SUPPLIED ENTRIES:

━━━━━━━━━━

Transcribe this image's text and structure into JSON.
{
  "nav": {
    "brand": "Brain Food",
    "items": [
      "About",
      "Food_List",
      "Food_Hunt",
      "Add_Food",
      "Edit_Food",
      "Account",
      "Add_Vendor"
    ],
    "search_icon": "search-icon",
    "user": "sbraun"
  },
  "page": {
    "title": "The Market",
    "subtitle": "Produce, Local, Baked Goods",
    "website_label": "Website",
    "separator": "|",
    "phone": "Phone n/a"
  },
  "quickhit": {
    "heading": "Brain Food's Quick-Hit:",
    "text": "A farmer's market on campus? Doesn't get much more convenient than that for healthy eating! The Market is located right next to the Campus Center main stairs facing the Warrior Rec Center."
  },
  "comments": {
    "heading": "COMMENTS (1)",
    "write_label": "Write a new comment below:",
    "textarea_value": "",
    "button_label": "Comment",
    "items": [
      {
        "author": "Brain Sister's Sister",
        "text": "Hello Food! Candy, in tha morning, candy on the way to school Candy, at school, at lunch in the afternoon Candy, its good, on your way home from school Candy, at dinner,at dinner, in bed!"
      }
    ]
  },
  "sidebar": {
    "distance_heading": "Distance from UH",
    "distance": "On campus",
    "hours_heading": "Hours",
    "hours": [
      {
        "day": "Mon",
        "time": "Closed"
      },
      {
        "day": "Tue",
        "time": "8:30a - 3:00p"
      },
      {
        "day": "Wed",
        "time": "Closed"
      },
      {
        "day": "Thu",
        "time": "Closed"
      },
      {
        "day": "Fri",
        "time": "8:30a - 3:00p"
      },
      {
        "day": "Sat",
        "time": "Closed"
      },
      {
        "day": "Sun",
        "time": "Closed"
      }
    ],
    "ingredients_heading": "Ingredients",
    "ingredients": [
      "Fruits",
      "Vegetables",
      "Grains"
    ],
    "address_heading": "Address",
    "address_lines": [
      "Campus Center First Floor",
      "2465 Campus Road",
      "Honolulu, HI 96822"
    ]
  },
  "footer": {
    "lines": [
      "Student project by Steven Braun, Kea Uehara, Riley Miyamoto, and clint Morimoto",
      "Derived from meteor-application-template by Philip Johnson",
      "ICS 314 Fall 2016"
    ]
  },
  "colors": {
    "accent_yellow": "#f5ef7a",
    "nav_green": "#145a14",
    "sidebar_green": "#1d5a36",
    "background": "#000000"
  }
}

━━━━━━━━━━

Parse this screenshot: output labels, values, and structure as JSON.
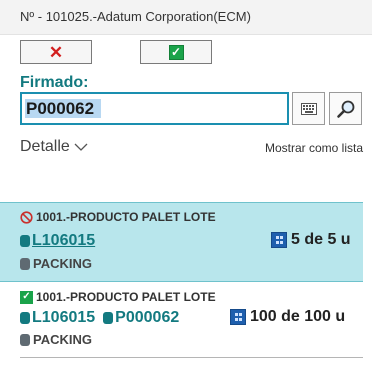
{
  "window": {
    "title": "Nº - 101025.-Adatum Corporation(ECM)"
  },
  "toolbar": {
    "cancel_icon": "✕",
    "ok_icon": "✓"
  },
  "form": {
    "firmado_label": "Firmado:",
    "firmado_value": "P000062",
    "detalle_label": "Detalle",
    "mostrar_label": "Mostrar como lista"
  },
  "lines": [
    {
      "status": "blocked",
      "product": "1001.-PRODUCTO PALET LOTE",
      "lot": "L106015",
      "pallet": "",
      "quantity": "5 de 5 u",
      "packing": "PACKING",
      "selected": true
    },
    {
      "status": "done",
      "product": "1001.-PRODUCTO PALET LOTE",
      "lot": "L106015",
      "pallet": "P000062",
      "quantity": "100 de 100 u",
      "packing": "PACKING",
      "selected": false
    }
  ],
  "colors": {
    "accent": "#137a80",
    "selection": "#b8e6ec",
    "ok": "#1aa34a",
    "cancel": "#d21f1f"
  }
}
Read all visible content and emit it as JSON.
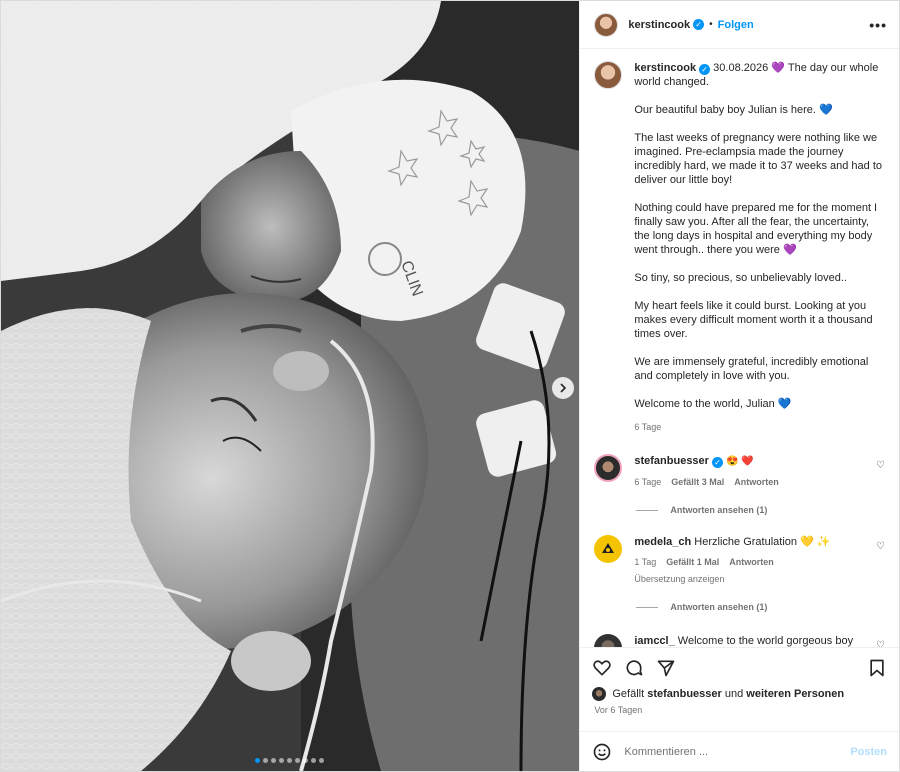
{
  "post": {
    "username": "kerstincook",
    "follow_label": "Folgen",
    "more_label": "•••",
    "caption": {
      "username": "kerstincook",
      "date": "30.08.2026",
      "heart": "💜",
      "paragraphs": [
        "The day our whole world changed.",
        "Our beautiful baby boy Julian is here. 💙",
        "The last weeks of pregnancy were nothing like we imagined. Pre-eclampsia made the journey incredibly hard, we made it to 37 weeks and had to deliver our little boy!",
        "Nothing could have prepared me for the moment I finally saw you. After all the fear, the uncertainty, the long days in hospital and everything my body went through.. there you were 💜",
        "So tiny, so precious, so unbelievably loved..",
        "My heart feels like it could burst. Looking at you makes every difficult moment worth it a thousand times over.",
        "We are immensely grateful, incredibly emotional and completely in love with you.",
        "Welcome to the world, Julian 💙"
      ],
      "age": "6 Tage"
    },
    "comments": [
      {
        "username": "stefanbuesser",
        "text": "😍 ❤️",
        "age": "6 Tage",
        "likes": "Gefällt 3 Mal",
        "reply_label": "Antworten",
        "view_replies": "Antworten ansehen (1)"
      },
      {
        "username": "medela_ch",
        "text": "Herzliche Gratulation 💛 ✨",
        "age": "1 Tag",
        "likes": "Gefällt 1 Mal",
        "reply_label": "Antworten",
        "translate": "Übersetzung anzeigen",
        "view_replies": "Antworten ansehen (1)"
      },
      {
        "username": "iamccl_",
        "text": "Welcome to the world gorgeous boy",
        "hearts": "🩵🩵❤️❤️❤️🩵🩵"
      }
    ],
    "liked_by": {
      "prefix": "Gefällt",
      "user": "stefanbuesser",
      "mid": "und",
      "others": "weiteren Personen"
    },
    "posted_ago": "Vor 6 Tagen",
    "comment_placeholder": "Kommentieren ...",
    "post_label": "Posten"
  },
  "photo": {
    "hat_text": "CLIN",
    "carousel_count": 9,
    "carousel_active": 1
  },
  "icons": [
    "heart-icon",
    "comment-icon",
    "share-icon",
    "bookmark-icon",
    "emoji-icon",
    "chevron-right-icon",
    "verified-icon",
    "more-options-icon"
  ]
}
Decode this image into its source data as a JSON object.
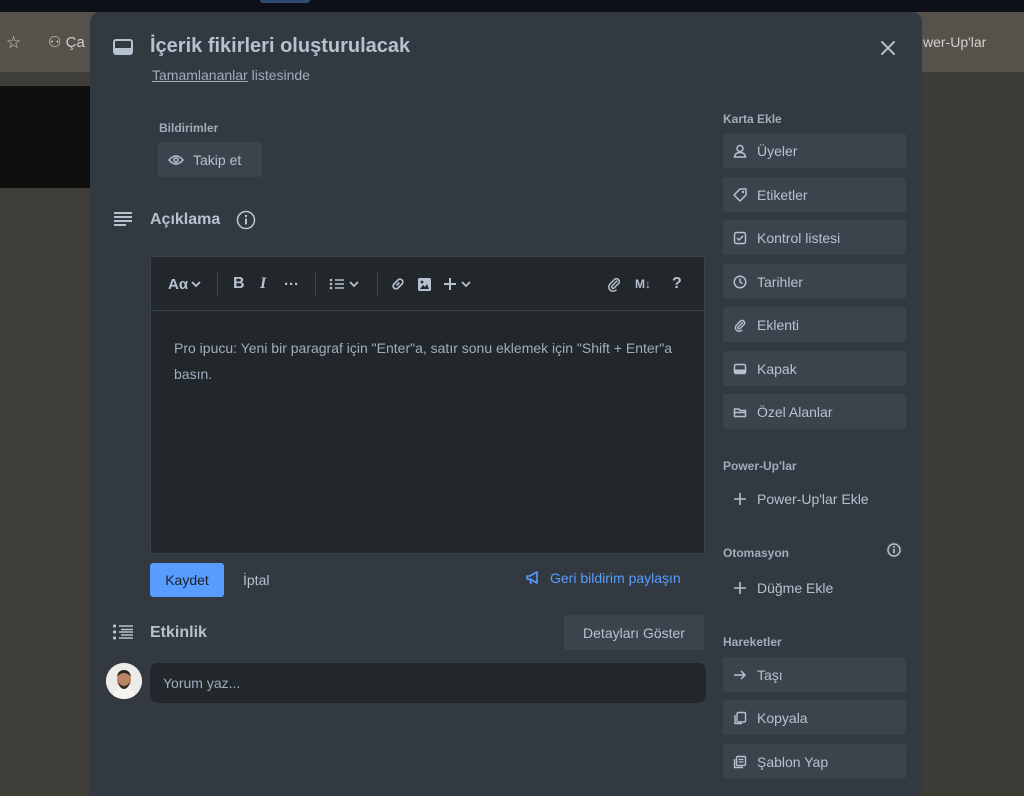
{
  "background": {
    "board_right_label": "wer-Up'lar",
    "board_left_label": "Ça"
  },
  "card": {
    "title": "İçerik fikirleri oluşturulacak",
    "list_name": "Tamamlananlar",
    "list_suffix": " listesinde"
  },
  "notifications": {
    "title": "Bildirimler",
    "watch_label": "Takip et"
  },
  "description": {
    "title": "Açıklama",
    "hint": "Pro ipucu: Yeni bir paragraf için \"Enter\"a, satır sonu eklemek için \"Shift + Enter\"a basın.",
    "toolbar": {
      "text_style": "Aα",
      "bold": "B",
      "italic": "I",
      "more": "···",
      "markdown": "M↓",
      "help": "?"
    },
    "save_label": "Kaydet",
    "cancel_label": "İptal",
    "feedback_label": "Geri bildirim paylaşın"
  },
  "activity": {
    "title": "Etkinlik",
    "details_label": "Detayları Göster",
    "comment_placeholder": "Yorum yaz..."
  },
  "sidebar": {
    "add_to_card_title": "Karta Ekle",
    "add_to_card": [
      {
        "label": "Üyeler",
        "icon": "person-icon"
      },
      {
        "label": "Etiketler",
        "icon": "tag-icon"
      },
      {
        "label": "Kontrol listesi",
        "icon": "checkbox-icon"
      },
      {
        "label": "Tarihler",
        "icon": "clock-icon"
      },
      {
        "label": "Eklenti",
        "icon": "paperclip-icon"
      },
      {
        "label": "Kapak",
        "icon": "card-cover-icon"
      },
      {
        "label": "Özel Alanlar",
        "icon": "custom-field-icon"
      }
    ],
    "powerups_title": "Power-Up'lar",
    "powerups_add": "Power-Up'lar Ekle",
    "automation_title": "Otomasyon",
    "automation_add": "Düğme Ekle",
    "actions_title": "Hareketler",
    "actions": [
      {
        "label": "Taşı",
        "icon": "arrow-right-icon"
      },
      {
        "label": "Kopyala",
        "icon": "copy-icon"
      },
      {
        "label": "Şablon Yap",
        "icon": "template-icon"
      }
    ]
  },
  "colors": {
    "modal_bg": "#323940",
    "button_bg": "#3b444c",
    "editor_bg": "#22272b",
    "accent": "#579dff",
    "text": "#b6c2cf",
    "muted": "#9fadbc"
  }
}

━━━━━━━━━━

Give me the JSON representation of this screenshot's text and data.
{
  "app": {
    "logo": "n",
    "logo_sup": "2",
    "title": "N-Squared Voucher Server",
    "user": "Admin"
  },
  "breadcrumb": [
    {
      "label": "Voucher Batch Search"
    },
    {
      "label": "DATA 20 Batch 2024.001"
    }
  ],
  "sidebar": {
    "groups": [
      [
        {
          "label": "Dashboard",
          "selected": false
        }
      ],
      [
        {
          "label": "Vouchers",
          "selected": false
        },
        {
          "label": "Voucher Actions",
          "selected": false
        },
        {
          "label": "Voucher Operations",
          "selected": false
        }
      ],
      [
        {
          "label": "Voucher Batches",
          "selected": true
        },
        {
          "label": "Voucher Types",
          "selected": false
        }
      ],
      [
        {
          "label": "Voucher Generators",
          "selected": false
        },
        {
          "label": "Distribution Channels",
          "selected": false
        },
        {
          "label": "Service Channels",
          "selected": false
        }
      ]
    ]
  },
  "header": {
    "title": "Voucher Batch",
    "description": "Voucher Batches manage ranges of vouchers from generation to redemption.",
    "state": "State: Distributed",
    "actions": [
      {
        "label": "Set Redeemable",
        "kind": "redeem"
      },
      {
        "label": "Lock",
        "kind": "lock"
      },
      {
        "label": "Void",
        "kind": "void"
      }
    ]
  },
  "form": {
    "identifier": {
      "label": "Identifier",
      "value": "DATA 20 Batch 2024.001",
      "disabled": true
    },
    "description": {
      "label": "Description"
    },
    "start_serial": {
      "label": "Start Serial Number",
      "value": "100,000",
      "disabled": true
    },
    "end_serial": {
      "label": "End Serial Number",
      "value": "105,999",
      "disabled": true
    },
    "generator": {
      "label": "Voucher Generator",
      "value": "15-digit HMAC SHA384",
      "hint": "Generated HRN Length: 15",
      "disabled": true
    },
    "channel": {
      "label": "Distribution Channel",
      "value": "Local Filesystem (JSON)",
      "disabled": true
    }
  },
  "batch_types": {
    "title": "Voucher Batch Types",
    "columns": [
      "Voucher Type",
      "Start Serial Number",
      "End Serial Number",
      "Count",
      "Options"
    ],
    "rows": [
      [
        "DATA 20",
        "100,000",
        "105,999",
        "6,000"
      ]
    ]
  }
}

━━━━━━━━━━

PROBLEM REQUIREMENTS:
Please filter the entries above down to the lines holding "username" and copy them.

TASK ANSWER:
    "username": "kerstincook",
      "username": "kerstincook",
        "username": "stefanbuesser",
        "username": "medela_ch",
        "username": "iamccl_",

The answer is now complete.